[Data extracted from a collection]
++++
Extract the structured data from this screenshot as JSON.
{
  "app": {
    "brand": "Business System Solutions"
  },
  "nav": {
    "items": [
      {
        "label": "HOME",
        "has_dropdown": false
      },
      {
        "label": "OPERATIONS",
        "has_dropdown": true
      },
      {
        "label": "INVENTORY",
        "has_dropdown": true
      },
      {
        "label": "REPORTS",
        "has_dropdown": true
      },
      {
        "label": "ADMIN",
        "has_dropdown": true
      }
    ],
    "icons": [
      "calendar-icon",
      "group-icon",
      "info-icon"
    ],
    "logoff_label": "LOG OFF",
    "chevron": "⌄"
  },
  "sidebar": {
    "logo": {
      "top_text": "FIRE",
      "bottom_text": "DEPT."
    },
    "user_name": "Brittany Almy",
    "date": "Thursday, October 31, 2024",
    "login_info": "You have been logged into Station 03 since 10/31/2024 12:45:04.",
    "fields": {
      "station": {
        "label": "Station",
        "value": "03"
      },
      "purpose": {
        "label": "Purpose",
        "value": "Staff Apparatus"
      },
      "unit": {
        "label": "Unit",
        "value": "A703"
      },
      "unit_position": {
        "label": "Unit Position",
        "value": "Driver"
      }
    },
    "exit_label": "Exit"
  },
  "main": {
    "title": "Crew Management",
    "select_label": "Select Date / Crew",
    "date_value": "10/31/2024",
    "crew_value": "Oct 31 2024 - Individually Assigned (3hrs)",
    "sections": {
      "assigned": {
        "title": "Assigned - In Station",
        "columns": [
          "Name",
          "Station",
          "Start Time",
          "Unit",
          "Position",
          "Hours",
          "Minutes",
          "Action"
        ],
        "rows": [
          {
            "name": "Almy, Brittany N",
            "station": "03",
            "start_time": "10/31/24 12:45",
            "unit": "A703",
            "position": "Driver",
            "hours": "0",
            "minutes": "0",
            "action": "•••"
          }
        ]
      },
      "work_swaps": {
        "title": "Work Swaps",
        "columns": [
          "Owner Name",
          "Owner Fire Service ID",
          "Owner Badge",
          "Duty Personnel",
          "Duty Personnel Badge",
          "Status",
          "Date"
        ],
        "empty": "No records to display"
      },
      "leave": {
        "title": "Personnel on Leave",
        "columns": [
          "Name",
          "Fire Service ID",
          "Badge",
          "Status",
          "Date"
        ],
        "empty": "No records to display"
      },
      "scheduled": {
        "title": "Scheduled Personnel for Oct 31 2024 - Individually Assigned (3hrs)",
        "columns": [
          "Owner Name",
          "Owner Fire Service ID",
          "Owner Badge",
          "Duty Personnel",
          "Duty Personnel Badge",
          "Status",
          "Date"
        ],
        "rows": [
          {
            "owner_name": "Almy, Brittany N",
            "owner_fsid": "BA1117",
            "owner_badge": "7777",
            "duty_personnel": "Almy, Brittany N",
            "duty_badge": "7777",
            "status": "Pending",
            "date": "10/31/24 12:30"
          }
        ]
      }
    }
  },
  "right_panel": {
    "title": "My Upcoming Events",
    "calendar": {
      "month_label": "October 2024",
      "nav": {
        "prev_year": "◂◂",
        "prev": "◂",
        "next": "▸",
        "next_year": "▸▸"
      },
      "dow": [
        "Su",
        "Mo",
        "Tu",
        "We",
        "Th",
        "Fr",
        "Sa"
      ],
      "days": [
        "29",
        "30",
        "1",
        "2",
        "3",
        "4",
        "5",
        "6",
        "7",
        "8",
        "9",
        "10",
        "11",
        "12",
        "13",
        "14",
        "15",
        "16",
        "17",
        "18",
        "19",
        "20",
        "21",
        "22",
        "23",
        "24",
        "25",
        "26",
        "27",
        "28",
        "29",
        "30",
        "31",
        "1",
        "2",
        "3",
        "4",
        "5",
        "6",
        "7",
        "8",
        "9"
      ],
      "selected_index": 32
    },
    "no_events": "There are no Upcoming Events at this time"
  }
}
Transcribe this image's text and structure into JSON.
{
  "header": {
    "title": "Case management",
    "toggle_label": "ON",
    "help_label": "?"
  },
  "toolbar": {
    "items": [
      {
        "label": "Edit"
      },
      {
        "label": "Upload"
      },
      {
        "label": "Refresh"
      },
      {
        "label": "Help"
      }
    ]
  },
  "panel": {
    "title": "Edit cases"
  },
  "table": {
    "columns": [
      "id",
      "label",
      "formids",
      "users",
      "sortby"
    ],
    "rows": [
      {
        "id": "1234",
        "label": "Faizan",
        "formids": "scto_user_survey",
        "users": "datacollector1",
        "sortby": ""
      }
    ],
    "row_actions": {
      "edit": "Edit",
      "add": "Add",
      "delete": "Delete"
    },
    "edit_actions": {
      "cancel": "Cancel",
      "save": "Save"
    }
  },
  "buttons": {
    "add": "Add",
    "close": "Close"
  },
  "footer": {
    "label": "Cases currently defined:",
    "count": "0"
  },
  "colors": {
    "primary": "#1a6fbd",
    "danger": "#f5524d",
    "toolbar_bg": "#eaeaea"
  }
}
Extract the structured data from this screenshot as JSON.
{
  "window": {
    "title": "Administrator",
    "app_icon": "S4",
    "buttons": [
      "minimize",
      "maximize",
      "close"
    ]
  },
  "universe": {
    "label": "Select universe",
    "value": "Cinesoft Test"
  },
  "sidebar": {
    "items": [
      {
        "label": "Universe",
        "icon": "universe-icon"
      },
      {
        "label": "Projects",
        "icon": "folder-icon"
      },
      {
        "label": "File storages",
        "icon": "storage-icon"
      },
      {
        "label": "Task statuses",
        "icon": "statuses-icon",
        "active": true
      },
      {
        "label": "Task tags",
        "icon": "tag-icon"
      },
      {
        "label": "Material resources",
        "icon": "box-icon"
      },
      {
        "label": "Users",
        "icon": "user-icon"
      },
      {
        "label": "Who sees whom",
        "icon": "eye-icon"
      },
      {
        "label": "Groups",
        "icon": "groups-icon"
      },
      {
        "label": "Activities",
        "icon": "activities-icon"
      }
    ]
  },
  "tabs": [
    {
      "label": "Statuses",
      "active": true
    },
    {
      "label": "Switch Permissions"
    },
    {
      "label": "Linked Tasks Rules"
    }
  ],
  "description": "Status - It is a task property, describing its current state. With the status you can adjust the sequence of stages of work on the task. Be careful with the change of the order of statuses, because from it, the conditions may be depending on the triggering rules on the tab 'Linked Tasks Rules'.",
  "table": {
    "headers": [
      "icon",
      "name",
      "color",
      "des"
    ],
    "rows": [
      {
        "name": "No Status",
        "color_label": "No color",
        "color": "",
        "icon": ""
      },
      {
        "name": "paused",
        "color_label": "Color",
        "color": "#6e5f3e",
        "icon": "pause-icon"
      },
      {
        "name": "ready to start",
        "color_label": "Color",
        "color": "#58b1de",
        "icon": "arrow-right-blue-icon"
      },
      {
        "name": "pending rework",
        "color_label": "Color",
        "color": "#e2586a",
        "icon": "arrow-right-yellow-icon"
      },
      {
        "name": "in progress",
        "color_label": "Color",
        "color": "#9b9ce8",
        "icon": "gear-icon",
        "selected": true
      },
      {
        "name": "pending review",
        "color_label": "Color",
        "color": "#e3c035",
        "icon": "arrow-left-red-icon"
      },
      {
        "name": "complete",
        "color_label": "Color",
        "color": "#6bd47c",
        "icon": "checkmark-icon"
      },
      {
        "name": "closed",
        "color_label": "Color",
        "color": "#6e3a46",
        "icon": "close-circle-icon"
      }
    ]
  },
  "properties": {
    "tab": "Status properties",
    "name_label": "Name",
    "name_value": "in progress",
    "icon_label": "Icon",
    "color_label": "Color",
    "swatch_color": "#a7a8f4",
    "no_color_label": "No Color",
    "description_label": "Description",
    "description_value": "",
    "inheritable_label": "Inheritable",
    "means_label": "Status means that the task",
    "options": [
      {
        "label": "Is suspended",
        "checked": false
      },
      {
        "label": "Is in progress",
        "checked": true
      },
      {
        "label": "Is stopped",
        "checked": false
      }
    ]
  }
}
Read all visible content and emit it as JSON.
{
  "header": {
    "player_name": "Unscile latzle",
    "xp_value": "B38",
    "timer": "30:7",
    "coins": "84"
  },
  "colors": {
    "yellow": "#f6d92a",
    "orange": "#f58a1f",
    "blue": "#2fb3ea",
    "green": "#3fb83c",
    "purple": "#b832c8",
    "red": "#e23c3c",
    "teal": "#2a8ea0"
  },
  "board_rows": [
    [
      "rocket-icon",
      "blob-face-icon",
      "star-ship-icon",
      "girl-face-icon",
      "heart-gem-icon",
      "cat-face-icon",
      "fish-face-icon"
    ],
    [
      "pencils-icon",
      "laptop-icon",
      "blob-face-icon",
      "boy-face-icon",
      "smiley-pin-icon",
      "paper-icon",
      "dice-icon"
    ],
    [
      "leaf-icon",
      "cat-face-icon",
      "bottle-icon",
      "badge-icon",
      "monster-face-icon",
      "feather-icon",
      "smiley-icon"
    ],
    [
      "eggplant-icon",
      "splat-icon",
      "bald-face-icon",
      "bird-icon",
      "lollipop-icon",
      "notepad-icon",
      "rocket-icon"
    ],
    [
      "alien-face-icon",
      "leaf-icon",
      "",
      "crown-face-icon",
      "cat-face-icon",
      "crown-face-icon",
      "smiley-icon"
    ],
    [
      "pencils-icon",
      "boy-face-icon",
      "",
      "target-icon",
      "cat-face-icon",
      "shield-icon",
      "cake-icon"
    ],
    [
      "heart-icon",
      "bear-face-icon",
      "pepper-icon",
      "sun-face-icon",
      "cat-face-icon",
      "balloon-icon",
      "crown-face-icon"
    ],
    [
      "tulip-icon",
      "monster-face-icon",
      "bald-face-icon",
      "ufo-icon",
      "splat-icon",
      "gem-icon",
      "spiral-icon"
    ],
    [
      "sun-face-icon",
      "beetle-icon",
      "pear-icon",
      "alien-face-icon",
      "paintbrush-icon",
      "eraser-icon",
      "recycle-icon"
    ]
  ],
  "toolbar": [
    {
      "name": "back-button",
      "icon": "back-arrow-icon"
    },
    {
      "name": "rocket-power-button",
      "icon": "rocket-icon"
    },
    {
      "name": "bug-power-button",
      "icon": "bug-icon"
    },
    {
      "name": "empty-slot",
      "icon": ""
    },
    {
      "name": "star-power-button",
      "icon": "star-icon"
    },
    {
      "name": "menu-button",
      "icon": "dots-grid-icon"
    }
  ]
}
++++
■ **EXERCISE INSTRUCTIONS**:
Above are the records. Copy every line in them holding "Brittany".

■ **REPLY TO THE TASK**:
    "user_name": "Brittany Almy",
            "name": "Almy, Brittany N",
            "owner_name": "Almy, Brittany N",
            "duty_personnel": "Almy, Brittany N",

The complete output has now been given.